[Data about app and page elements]
- - - - -
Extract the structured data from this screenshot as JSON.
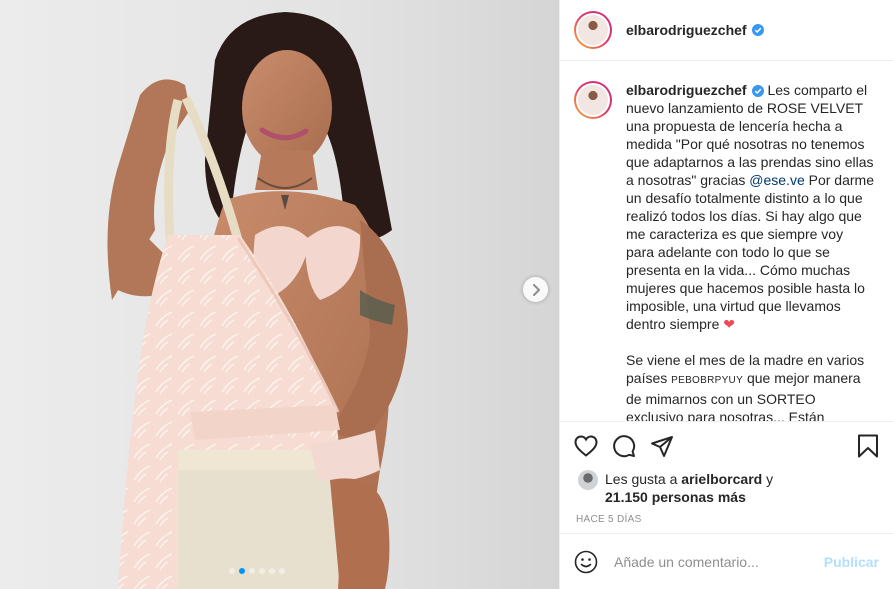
{
  "post": {
    "username": "elbarodriguezchef",
    "verified": true,
    "carousel": {
      "slide_count": 6,
      "active_index": 1
    },
    "caption": {
      "part1": "Les comparto el nuevo lanzamiento de ROSE VELVET una propuesta de lencería hecha a medida \"Por qué nosotras no tenemos que adaptarnos a las prendas sino ellas a nosotras\" gracias ",
      "mention": "@ese.ve",
      "part2": " Por darme un desafío totalmente distinto a lo que realizó todos los días. Si hay algo que me caracteriza es que siempre voy para adelante con todo lo que se presenta en la vida... Cómo muchas mujeres que hacemos posible hasta lo imposible, una virtud que llevamos dentro siempre ",
      "emoji": "❤",
      "part3": "Se viene el mes de la madre en varios países ",
      "flags": "PEBOBRPYUY",
      "part4": " que mejor manera de mimarnos con un SORTEO exclusivo para nosotras... Están atentas"
    },
    "likes": {
      "prefix": "Les gusta a ",
      "first_user": "arielborcard",
      "connector": " y",
      "count_text": "21.150 personas más"
    },
    "timestamp": "HACE 5 DÍAS",
    "comment": {
      "placeholder": "Añade un comentario...",
      "publish_label": "Publicar"
    }
  },
  "icons": {
    "like": "heart-icon",
    "comment": "comment-icon",
    "share": "share-icon",
    "save": "bookmark-icon",
    "emoji": "emoji-icon",
    "next": "chevron-right-icon",
    "verified": "verified-badge-icon"
  },
  "colors": {
    "accent": "#0095f6",
    "verified": "#3897f0",
    "mention": "#00376b",
    "heart": "#ed4956",
    "publish_disabled": "#b2dffc",
    "muted": "#8e8e8e"
  }
}
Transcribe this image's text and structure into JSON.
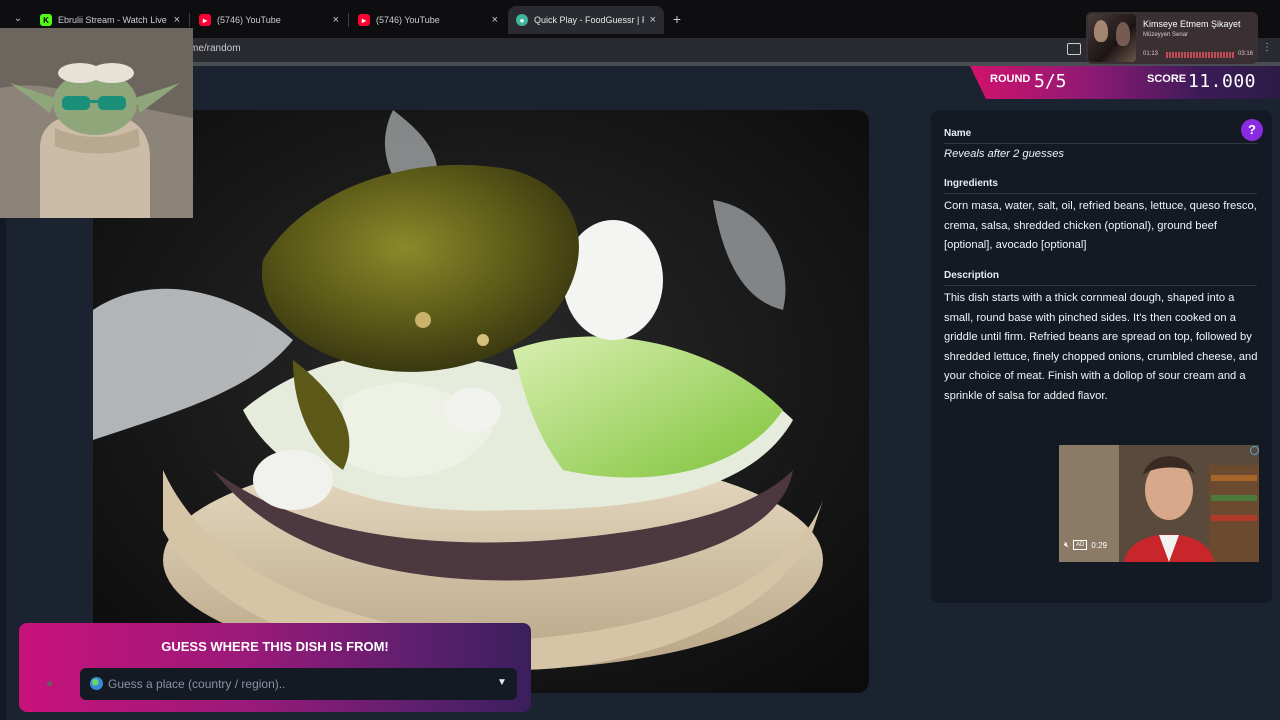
{
  "browser": {
    "tabs": [
      {
        "title": "Ebrulii Stream - Watch Live on K",
        "favicon": "kick-icon",
        "color": "#53fc18",
        "active": false
      },
      {
        "title": "(5746) YouTube",
        "favicon": "youtube-icon",
        "color": "#ff0033",
        "active": false
      },
      {
        "title": "(5746) YouTube",
        "favicon": "youtube-icon",
        "color": "#ff0033",
        "active": false
      },
      {
        "title": "Quick Play - FoodGuessr | Food",
        "favicon": "foodguessr-icon",
        "color": "#3fb5a0",
        "active": true
      }
    ],
    "address": "me/random"
  },
  "media_player": {
    "title": "Kimseye Etmem Şikayet",
    "artist": "Müzeyyen Senar",
    "time_elapsed": "01:13",
    "time_total": "03:16"
  },
  "hud": {
    "round_label": "ROUND",
    "round_value": "5/5",
    "score_label": "SCORE",
    "score_value": "11.000"
  },
  "panel": {
    "name_label": "Name",
    "name_value": "Reveals after 2 guesses",
    "ingredients_label": "Ingredients",
    "ingredients_value": "Corn masa, water, salt, oil, refried beans, lettuce, queso fresco, crema, salsa, shredded chicken (optional), ground beef [optional], avocado [optional]",
    "description_label": "Description",
    "description_value": "This dish starts with a thick cornmeal dough, shaped into a small, round base with pinched sides. It's then cooked on a griddle until firm. Refried beans are spread on top, followed by shredded lettuce, finely chopped onions, crumbled cheese, and your choice of meat. Finish with a dollop of sour cream and a sprinkle of salsa for added flavor."
  },
  "ad": {
    "badge": "AD",
    "time": "0:29"
  },
  "guess": {
    "title": "GUESS WHERE THIS DISH IS FROM!",
    "placeholder": "Guess a place (country / region).."
  }
}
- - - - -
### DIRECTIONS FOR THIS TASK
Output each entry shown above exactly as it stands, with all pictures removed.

### YOUR RESPONSE
Extract the structured data from this screenshot as JSON.
{
  "post": {
    "username": "elbarodriguezchef",
    "verified": true,
    "carousel": {
      "slide_count": 6,
      "active_index": 1
    },
    "caption": {
      "part1": "Les comparto el nuevo lanzamiento de ROSE VELVET una propuesta de lencería hecha a medida \"Por qué nosotras no tenemos que adaptarnos a las prendas sino ellas a nosotras\" gracias ",
      "mention": "@ese.ve",
      "part2": " Por darme un desafío totalmente distinto a lo que realizó todos los días. Si hay algo que me caracteriza es que siempre voy para adelante con todo lo que se presenta en la vida... Cómo muchas mujeres que hacemos posible hasta lo imposible, una virtud que llevamos dentro siempre ",
      "emoji": "❤",
      "part3": "Se viene el mes de la madre en varios países ",
      "flags": "PEBOBRPYUY",
      "part4": " que mejor manera de mimarnos con un SORTEO exclusivo para nosotras... Están atentas"
    },
    "likes": {
      "prefix": "Les gusta a ",
      "first_user": "arielborcard",
      "connector": " y",
      "count_text": "21.150 personas más"
    },
    "timestamp": "HACE 5 DÍAS",
    "comment": {
      "placeholder": "Añade un comentario...",
      "publish_label": "Publicar"
    }
  },
  "icons": {
    "like": "heart-icon",
    "comment": "comment-icon",
    "share": "share-icon",
    "save": "bookmark-icon",
    "emoji": "emoji-icon",
    "next": "chevron-right-icon",
    "verified": "verified-badge-icon"
  },
  "colors": {
    "accent": "#0095f6",
    "verified": "#3897f0",
    "mention": "#00376b",
    "heart": "#ed4956",
    "publish_disabled": "#b2dffc",
    "muted": "#8e8e8e"
  }
}
Transcribe this image's text and structure into JSON.
{
  "browser": {
    "tabs": [
      {
        "title": "Ebrulii Stream - Watch Live on K",
        "favicon": "kick-icon",
        "color": "#53fc18",
        "active": false
      },
      {
        "title": "(5746) YouTube",
        "favicon": "youtube-icon",
        "color": "#ff0033",
        "active": false
      },
      {
        "title": "(5746) YouTube",
        "favicon": "youtube-icon",
        "color": "#ff0033",
        "active": false
      },
      {
        "title": "Quick Play - FoodGuessr | Food",
        "favicon": "foodguessr-icon",
        "color": "#3fb5a0",
        "active": true
      }
    ],
    "address": "me/random"
  },
  "media_player": {
    "title": "Kimseye Etmem Şikayet",
    "artist": "Müzeyyen Senar",
    "time_elapsed": "01:13",
    "time_total": "03:16"
  },
  "hud": {
    "round_label": "ROUND",
    "round_value": "5/5",
    "score_label": "SCORE",
    "score_value": "11.000"
  },
  "panel": {
    "name_label": "Name",
    "name_value": "Reveals after 2 guesses",
    "ingredients_label": "Ingredients",
    "ingredients_value": "Corn masa, water, salt, oil, refried beans, lettuce, queso fresco, crema, salsa, shredded chicken (optional), ground beef [optional], avocado [optional]",
    "description_label": "Description",
    "description_value": "This dish starts with a thick cornmeal dough, shaped into a small, round base with pinched sides. It's then cooked on a griddle until firm. Refried beans are spread on top, followed by shredded lettuce, finely chopped onions, crumbled cheese, and your choice of meat. Finish with a dollop of sour cream and a sprinkle of salsa for added flavor."
  },
  "ad": {
    "badge": "AD",
    "time": "0:29"
  },
  "guess": {
    "title": "GUESS WHERE THIS DISH IS FROM!",
    "placeholder": "Guess a place (country / region).."
  }
}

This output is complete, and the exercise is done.